Actually I wonder if injecting it into the return side might not solve the suspected problem. I suspect return flow would possibly create a slight suction affect but not near what the suction side would. Wouldn't even need to run the line to far into the return.

Hmmm...
 

Bub

Member
Aug 4, 2015
5
Abington, Pa.
First post here but I have been lurking for awhile. Finally made the the switch to the BBB method about 5 weeks ago and man my water has not looked this good in a long while. Just got fed up with those pucks and battling the green algae along with the pink bacteria I usually get about this time in August.
Manually dosing the pool w/bleach everyday was just getting to be more of a chore with working different shifts and sometimes missing a dose, I had to give this a try and boy does it work great. My total cost with everything was $55.00 and well worth it.
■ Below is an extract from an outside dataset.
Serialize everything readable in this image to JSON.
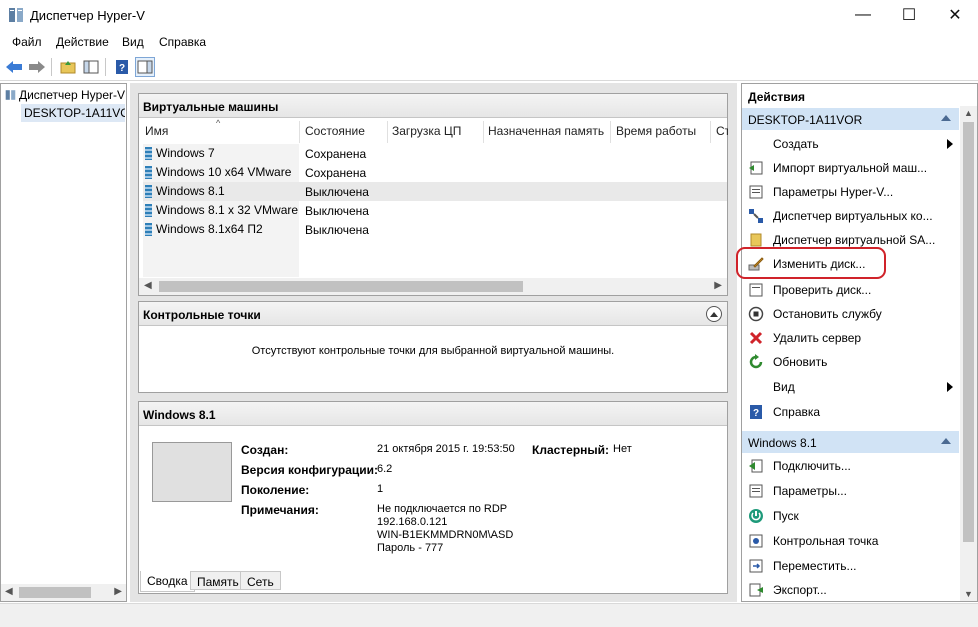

The woods timer is plugged into the pump circuit so it will not come on until the pump does and the timer has a battery backup so it does not lose the program setting while the circuit is de-energized
For a weight on the vinyl tubing, just took a piece of 3/4 pvc about 4" long capped on both ends filled with BB's.
Grabbed a bracket from Lowe's which worked out great to mount everything including the pump. Picked up the pump bracket when I ordered the pump. Ran the tubing to the skimmer cover and just stuck it in about 3/8 of an inch.
I am getting 2 ounces of bleach a minute. Have the pump set to come twice a day for 5 minutes and everything is good.
Just want to say thanks to PrivatePilot for this great idea and inventionView attachment 42309View attachment 42310DSC00239.jpgDSC00242.jpg
 

PrivatePilot

Well-known member
Jun 13, 2013
190
Slick install, Bub! Nice to see people still poking away at this years later, it certainly does have a good bang for the buck factor. :)

I thought about plumbing to suction or return lines, but well...suction and pressure were the problems. This little pump will NOT have enough pressure to be able to overcome pressure so it wouldn't inject if the pump was running, and on the suction line...I suspect the suction would just cause chlorine to be freely drawn from the reservoir as the flimsy little pump valves in this thing would be easily overwhelmed. The latter would be catastrophic to your liner.... I would recommend neither option unless you go with a peristaltic pump, and even with those some people reported issues with getting them to build enough pressure to overcome pressure-side injection....although they would probably work fine with suction side injection as a peristaltic pump can't be "sucked" through.